WHAT YOU HAVE TO DO:
The records below are to be written out again, exactly as they appear.

(Data about app and page elements)
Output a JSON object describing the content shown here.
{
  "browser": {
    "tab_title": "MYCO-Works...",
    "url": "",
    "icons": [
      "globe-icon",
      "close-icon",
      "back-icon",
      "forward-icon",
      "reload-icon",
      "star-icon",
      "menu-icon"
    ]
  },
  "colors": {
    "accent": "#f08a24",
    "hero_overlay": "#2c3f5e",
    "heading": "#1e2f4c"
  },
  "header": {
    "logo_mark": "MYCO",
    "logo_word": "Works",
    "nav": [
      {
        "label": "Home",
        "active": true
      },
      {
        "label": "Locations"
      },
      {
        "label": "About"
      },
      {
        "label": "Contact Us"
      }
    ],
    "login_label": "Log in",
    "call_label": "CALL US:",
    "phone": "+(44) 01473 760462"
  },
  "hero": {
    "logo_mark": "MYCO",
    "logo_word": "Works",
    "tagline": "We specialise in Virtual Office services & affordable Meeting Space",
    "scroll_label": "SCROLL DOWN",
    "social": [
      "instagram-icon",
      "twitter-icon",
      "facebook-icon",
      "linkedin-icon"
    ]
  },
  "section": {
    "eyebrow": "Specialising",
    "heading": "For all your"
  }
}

RESPONSE TO THE TASK:
Output a JSON object describing the content shown here.
{
  "browser": {
    "tab_title": "MYCO-Works...",
    "url": "",
    "icons": [
      "globe-icon",
      "close-icon",
      "back-icon",
      "forward-icon",
      "reload-icon",
      "star-icon",
      "menu-icon"
    ]
  },
  "colors": {
    "accent": "#f08a24",
    "hero_overlay": "#2c3f5e",
    "heading": "#1e2f4c"
  },
  "header": {
    "logo_mark": "MYCO",
    "logo_word": "Works",
    "nav": [
      {
        "label": "Home",
        "active": true
      },
      {
        "label": "Locations"
      },
      {
        "label": "About"
      },
      {
        "label": "Contact Us"
      }
    ],
    "login_label": "Log in",
    "call_label": "CALL US:",
    "phone": "+(44) 01473 760462"
  },
  "hero": {
    "logo_mark": "MYCO",
    "logo_word": "Works",
    "tagline": "We specialise in Virtual Office services & affordable Meeting Space",
    "scroll_label": "SCROLL DOWN",
    "social": [
      "instagram-icon",
      "twitter-icon",
      "facebook-icon",
      "linkedin-icon"
    ]
  },
  "section": {
    "eyebrow": "Specialising",
    "heading": "For all your"
  }
}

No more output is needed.